● PROBLEM STATEMENT
Identify all lines in the data containing the string "name". Copy them out.

++++ DATA IN THIS EXERCISE

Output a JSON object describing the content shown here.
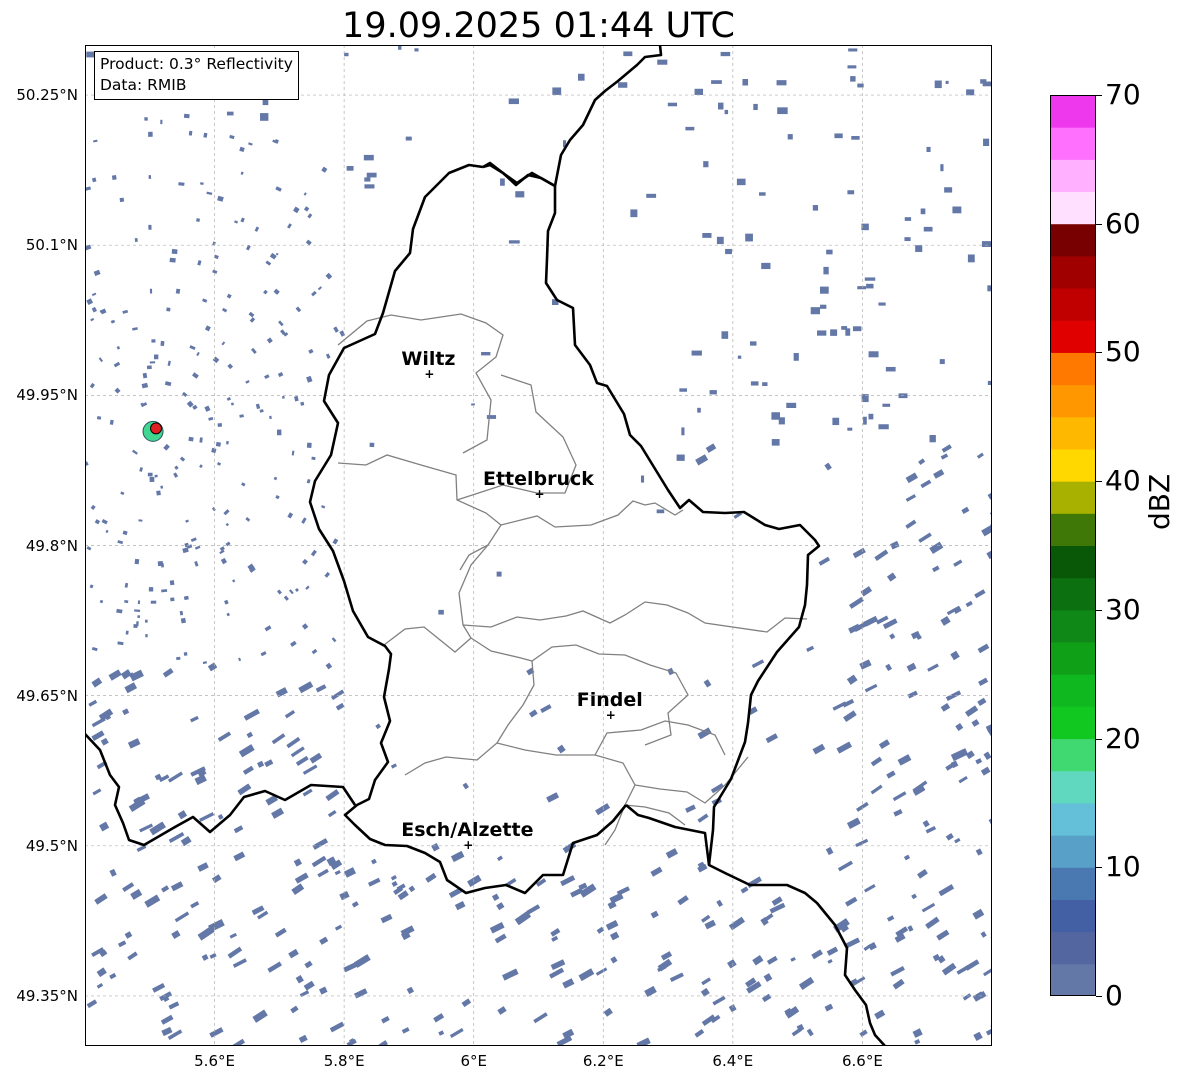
{
  "title": "19.09.2025 01:44 UTC",
  "info_box": {
    "product": "Product: 0.3° Reflectivity",
    "data": "Data: RMIB"
  },
  "map": {
    "lon_range": [
      5.4,
      6.8
    ],
    "lat_range": [
      49.3,
      50.3
    ],
    "lat_ticks": [
      {
        "value": 50.25,
        "label": "50.25°N"
      },
      {
        "value": 50.1,
        "label": "50.1°N"
      },
      {
        "value": 49.95,
        "label": "49.95°N"
      },
      {
        "value": 49.8,
        "label": "49.8°N"
      },
      {
        "value": 49.65,
        "label": "49.65°N"
      },
      {
        "value": 49.5,
        "label": "49.5°N"
      },
      {
        "value": 49.35,
        "label": "49.35°N"
      }
    ],
    "lon_ticks": [
      {
        "value": 5.6,
        "label": "5.6°E"
      },
      {
        "value": 5.8,
        "label": "5.8°E"
      },
      {
        "value": 6.0,
        "label": "6°E"
      },
      {
        "value": 6.2,
        "label": "6.2°E"
      },
      {
        "value": 6.4,
        "label": "6.4°E"
      },
      {
        "value": 6.6,
        "label": "6.6°E"
      }
    ],
    "cities": [
      {
        "name": "Wiltz",
        "lon": 5.93,
        "lat": 49.97
      },
      {
        "name": "Ettelbruck",
        "lon": 6.1,
        "lat": 49.85
      },
      {
        "name": "Findel",
        "lon": 6.21,
        "lat": 49.63
      },
      {
        "name": "Esch/Alzette",
        "lon": 5.99,
        "lat": 49.5
      }
    ],
    "radar_site": {
      "lon": 5.505,
      "lat": 49.914
    },
    "colors": {
      "echo": "#6478a8",
      "border": "#000000",
      "district": "#808080",
      "grid": "#b0b0b0",
      "radar_marker": "#e02020"
    }
  },
  "colorbar": {
    "label": "dBZ",
    "min": 0,
    "max": 70,
    "ticks": [
      {
        "value": 0,
        "label": "0"
      },
      {
        "value": 10,
        "label": "10"
      },
      {
        "value": 20,
        "label": "20"
      },
      {
        "value": 30,
        "label": "30"
      },
      {
        "value": 40,
        "label": "40"
      },
      {
        "value": 50,
        "label": "50"
      },
      {
        "value": 60,
        "label": "60"
      },
      {
        "value": 70,
        "label": "70"
      }
    ],
    "colors": [
      "#6478a8",
      "#5466a0",
      "#4460a4",
      "#4a78b0",
      "#58a0c8",
      "#64c0d8",
      "#60d8c0",
      "#40d870",
      "#10c820",
      "#10b820",
      "#10a018",
      "#108818",
      "#0c7010",
      "#085808",
      "#407808",
      "#a8b000",
      "#ffd800",
      "#ffb800",
      "#ff9800",
      "#ff7800",
      "#e00000",
      "#c00000",
      "#a00000",
      "#780000",
      "#ffe0ff",
      "#ffb0ff",
      "#ff70ff",
      "#ee38ee"
    ]
  }
}
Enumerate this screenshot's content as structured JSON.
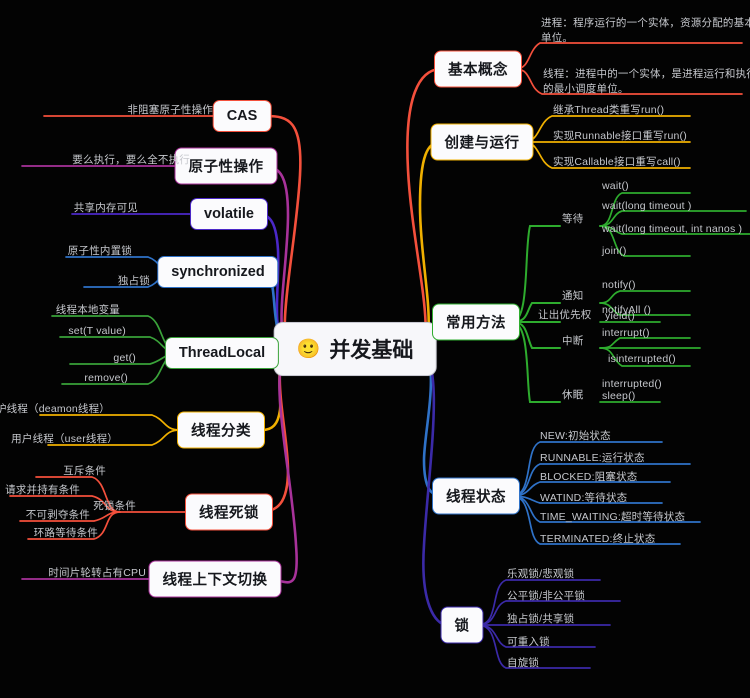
{
  "root": {
    "label": "并发基础",
    "emoji": "🙂",
    "icon": "smiley-face-icon"
  },
  "colors": {
    "basic_concept": "#f4503c",
    "create_run": "#f0b000",
    "common_methods": "#2eac2e",
    "thread_state": "#2f72c8",
    "lock": "#3b2aa8",
    "cas": "#f4503c",
    "atomic": "#a8329a",
    "volatile": "#4b28c8",
    "synchronized": "#2f72c8",
    "threadlocal": "#3aa33a",
    "thread_type": "#f0b000",
    "deadlock": "#f4503c",
    "context_switch": "#a8329a",
    "node_text": "#16181d",
    "leaf_text": "#c6c8cd",
    "background": "#030303"
  },
  "right_branches": [
    {
      "label": "基本概念",
      "children": [
        {
          "label": "进程：程序运行的一个实体，资源分配的基本单位。"
        },
        {
          "label": "线程：进程中的一个实体，是进程运行和执行的最小调度单位。"
        }
      ]
    },
    {
      "label": "创建与运行",
      "children": [
        {
          "label": "继承Thread类重写run()"
        },
        {
          "label": "实现Runnable接口重写run()"
        },
        {
          "label": "实现Callable接口重写call()"
        }
      ]
    },
    {
      "label": "常用方法",
      "groups": [
        {
          "label": "等待",
          "children": [
            {
              "label": "wait()"
            },
            {
              "label": "wait(long timeout )"
            },
            {
              "label": "wait(long timeout, int nanos )"
            },
            {
              "label": "join()"
            }
          ]
        },
        {
          "label": "通知",
          "children": [
            {
              "label": "notify()"
            },
            {
              "label": "notifyAll ()"
            }
          ]
        },
        {
          "label": "让出优先权",
          "children": [
            {
              "label": "yield()"
            }
          ]
        },
        {
          "label": "中断",
          "children": [
            {
              "label": "interrupt()"
            },
            {
              "label": "isinterrupted()"
            },
            {
              "label": "interrupted()"
            }
          ]
        },
        {
          "label": "休眠",
          "children": [
            {
              "label": "sleep()"
            }
          ]
        }
      ]
    },
    {
      "label": "线程状态",
      "children": [
        {
          "label": "NEW:初始状态"
        },
        {
          "label": "RUNNABLE:运行状态"
        },
        {
          "label": "BLOCKED:阻塞状态"
        },
        {
          "label": "WATIND:等待状态"
        },
        {
          "label": "TIME_WAITING:超时等待状态"
        },
        {
          "label": "TERMINATED:终止状态"
        }
      ]
    },
    {
      "label": "锁",
      "children": [
        {
          "label": "乐观锁/悲观锁"
        },
        {
          "label": "公平锁/非公平锁"
        },
        {
          "label": "独占锁/共享锁"
        },
        {
          "label": "可重入锁"
        },
        {
          "label": "自旋锁"
        }
      ]
    }
  ],
  "left_branches": [
    {
      "label": "CAS",
      "children": [
        {
          "label": "非阻塞原子性操作"
        }
      ]
    },
    {
      "label": "原子性操作",
      "children": [
        {
          "label": "要么执行，要么全不执行"
        }
      ]
    },
    {
      "label": "volatile",
      "children": [
        {
          "label": "共享内存可见"
        }
      ]
    },
    {
      "label": "synchronized",
      "children": [
        {
          "label": "原子性内置锁"
        },
        {
          "label": "独占锁"
        }
      ]
    },
    {
      "label": "ThreadLocal",
      "children": [
        {
          "label": "线程本地变量"
        },
        {
          "label": "set(T value)"
        },
        {
          "label": "get()"
        },
        {
          "label": "remove()"
        }
      ]
    },
    {
      "label": "线程分类",
      "children": [
        {
          "label": "守护线程（deamon线程）"
        },
        {
          "label": "用户线程（user线程）"
        }
      ]
    },
    {
      "label": "线程死锁",
      "group": "死锁条件",
      "children": [
        {
          "label": "互斥条件"
        },
        {
          "label": "请求并持有条件"
        },
        {
          "label": "不可剥夺条件"
        },
        {
          "label": "环路等待条件"
        }
      ]
    },
    {
      "label": "线程上下文切换",
      "children": [
        {
          "label": "时间片轮转占有CPU"
        }
      ]
    }
  ]
}
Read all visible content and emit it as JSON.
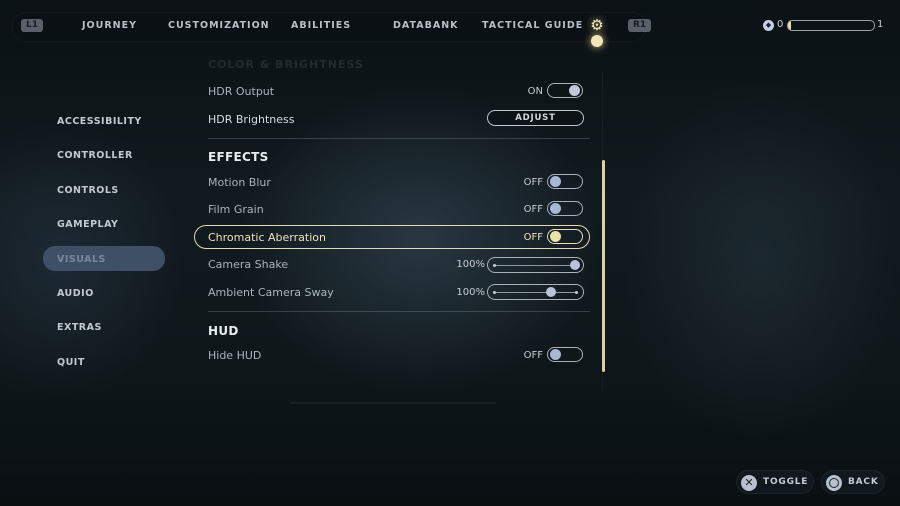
{
  "top_nav": {
    "left_button": "L1",
    "right_button": "R1",
    "tabs": [
      {
        "label": "JOURNEY"
      },
      {
        "label": "CUSTOMIZATION"
      },
      {
        "label": "ABILITIES"
      },
      {
        "label": "DATABANK"
      },
      {
        "label": "TACTICAL GUIDE"
      }
    ],
    "active_tab_icon": "gear-icon",
    "xp": {
      "current": "0",
      "next": "1",
      "progress_percent": 3
    }
  },
  "sidebar": {
    "items": [
      {
        "label": "ACCESSIBILITY"
      },
      {
        "label": "CONTROLLER"
      },
      {
        "label": "CONTROLS"
      },
      {
        "label": "GAMEPLAY"
      },
      {
        "label": "VISUALS",
        "active": true
      },
      {
        "label": "AUDIO"
      },
      {
        "label": "EXTRAS"
      },
      {
        "label": "QUIT"
      }
    ]
  },
  "settings": {
    "faded_section": "COLOR & BRIGHTNESS",
    "hdr_output": {
      "label": "HDR Output",
      "state": "ON"
    },
    "hdr_brightness": {
      "label": "HDR Brightness",
      "button": "ADJUST"
    },
    "effects_title": "EFFECTS",
    "motion_blur": {
      "label": "Motion Blur",
      "state": "OFF"
    },
    "film_grain": {
      "label": "Film Grain",
      "state": "OFF"
    },
    "chromatic_aberration": {
      "label": "Chromatic Aberration",
      "state": "OFF"
    },
    "camera_shake": {
      "label": "Camera Shake",
      "value": "100%",
      "slider_fraction": 1.0
    },
    "ambient_camera_sway": {
      "label": "Ambient Camera Sway",
      "value": "100%",
      "slider_fraction": 0.7
    },
    "hud_title": "HUD",
    "hide_hud": {
      "label": "Hide HUD",
      "state": "OFF"
    }
  },
  "prompts": {
    "toggle": {
      "label": "TOGGLE",
      "icon": "cross-button-icon"
    },
    "back": {
      "label": "BACK",
      "icon": "circle-button-icon"
    }
  },
  "colors": {
    "accent": "#e3dab2",
    "active_sidebar": "#3f5066"
  }
}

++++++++

● WRITTEN ANSWER
        "name": "Wiltz",
        "name": "Ettelbruck",
        "name": "Findel",
        "name": "Esch/Alzette",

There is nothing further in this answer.